**Assignment**
Return every line of the data that contains the string "Envio".

**Data to examine**
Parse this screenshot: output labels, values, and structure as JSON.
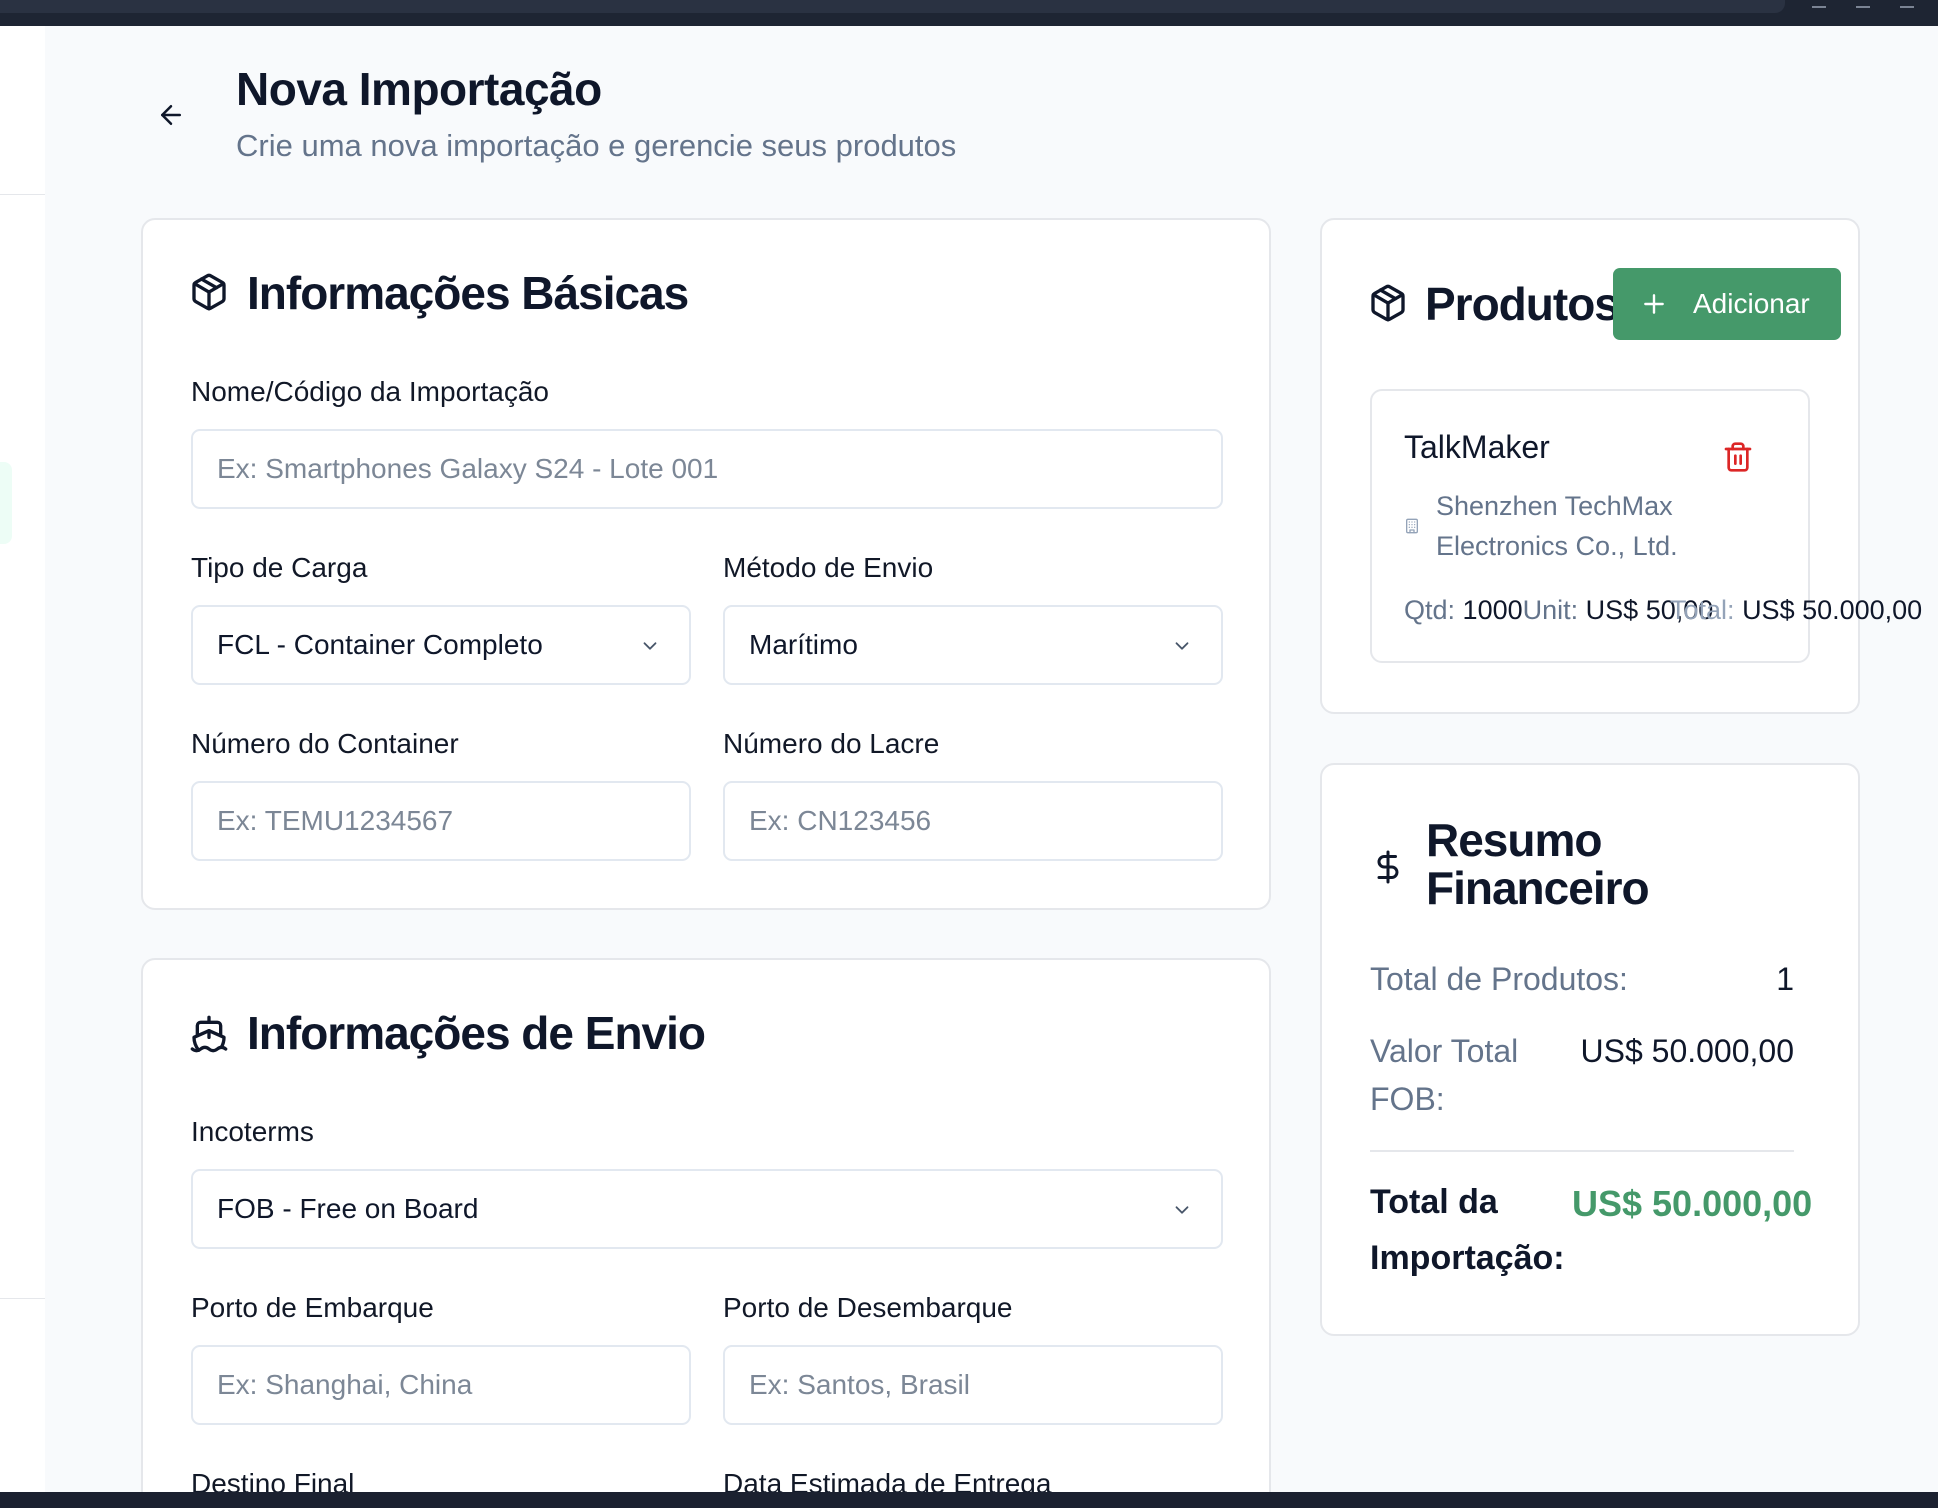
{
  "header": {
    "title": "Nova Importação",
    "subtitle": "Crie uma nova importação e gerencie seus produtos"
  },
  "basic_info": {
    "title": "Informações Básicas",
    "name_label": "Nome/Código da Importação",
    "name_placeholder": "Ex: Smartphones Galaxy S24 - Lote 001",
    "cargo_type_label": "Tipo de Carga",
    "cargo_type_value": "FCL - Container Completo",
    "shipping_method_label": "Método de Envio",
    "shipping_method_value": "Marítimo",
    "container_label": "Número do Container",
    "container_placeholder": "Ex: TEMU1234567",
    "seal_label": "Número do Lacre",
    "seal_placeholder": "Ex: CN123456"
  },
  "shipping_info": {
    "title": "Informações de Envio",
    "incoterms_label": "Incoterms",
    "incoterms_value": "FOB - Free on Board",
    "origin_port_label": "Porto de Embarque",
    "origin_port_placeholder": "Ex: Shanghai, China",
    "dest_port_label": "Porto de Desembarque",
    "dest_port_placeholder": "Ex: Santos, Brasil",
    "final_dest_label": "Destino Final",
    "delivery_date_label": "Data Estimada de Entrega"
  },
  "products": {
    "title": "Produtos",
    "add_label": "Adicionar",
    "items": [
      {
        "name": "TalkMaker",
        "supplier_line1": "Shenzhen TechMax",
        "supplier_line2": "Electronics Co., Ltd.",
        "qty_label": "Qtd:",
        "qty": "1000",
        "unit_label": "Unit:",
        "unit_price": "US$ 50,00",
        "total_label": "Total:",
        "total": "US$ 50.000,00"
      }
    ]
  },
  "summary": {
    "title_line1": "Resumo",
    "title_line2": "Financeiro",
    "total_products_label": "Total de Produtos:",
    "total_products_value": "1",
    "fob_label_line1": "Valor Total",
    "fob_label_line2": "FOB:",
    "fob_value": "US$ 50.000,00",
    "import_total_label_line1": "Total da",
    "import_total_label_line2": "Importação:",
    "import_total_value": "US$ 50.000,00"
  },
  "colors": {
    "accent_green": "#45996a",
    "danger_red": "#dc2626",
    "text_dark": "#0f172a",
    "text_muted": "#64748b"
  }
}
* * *
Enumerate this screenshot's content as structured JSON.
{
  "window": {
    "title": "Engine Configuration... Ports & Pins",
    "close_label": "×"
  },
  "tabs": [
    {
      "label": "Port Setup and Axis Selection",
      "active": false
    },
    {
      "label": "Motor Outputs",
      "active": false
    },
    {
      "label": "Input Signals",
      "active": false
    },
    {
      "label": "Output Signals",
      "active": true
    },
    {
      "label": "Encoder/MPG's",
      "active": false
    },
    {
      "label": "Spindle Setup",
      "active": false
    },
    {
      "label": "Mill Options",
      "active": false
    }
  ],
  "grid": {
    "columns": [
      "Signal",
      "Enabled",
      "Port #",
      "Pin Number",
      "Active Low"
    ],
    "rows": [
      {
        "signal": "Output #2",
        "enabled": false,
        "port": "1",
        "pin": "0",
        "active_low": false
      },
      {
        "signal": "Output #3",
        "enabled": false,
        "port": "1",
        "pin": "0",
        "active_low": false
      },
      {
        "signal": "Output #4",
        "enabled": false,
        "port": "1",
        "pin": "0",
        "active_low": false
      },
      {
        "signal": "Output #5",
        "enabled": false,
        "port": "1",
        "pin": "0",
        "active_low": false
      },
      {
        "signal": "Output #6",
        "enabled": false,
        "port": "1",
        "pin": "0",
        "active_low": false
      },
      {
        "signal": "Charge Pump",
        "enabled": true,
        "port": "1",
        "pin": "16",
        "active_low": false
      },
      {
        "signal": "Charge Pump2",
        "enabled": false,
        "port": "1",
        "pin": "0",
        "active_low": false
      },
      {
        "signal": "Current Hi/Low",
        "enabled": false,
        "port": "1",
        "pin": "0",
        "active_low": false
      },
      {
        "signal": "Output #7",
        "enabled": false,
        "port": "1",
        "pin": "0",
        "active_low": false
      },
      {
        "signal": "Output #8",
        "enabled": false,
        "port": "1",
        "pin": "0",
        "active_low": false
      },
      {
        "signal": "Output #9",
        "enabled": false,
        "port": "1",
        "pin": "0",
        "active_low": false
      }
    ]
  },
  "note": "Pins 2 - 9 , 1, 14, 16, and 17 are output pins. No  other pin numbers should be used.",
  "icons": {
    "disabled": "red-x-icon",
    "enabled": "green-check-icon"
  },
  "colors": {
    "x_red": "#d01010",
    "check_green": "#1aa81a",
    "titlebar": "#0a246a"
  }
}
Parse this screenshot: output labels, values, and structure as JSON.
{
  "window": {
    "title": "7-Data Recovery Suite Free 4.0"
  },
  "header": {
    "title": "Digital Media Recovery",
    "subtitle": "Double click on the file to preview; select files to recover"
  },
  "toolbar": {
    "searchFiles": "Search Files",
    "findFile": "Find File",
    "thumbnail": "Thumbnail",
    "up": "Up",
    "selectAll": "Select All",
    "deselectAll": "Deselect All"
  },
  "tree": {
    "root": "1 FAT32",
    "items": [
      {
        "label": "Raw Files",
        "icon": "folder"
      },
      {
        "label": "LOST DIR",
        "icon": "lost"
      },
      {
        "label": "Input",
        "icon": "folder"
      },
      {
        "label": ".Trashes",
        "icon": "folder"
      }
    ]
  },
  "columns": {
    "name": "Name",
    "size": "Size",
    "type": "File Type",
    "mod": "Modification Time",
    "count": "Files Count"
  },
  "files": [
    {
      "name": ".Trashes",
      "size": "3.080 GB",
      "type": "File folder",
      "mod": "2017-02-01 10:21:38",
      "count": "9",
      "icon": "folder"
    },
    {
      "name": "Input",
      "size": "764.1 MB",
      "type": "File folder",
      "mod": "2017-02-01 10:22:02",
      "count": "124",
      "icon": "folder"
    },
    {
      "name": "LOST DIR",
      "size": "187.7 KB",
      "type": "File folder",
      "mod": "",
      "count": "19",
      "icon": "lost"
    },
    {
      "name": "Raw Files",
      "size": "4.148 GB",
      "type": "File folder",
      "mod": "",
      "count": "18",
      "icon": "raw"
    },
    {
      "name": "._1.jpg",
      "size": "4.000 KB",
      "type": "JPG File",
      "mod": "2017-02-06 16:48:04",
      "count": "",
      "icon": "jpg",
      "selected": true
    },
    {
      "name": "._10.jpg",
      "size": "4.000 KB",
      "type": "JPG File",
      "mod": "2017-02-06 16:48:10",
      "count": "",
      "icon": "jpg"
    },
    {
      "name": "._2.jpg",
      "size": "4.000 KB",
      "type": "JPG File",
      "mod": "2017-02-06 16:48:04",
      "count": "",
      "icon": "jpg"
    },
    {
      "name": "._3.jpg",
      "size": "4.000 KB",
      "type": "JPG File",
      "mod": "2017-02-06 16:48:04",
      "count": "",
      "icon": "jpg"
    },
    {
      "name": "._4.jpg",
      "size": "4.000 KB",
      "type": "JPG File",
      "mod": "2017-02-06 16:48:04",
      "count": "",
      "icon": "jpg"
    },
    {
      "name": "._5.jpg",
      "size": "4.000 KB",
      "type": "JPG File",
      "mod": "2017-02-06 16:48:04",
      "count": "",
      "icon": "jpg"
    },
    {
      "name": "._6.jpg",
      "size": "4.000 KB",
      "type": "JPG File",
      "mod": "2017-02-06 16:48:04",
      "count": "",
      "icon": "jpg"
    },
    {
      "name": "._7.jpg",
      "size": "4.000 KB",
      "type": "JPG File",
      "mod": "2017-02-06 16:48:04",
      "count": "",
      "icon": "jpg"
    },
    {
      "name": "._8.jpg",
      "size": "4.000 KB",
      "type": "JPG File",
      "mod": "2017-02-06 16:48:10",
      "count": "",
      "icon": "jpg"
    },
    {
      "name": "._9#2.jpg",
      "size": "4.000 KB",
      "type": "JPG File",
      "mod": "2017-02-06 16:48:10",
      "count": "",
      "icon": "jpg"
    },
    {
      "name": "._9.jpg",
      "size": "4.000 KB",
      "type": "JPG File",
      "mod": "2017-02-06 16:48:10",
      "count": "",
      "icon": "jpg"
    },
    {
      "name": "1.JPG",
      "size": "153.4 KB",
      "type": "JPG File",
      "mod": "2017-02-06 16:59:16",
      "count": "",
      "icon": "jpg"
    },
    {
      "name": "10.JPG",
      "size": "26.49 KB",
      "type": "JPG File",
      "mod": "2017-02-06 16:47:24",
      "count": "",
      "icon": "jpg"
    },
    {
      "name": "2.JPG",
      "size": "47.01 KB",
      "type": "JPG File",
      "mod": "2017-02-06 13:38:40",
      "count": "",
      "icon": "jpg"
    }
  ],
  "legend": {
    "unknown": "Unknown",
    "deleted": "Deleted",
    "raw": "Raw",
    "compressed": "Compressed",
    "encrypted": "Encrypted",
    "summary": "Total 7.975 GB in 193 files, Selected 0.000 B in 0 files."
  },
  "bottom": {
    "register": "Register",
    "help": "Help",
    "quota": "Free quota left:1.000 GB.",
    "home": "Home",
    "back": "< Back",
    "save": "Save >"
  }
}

**Solution**
    "shipping_method_label": "Método de Envio",
    "title": "Informações de Envio",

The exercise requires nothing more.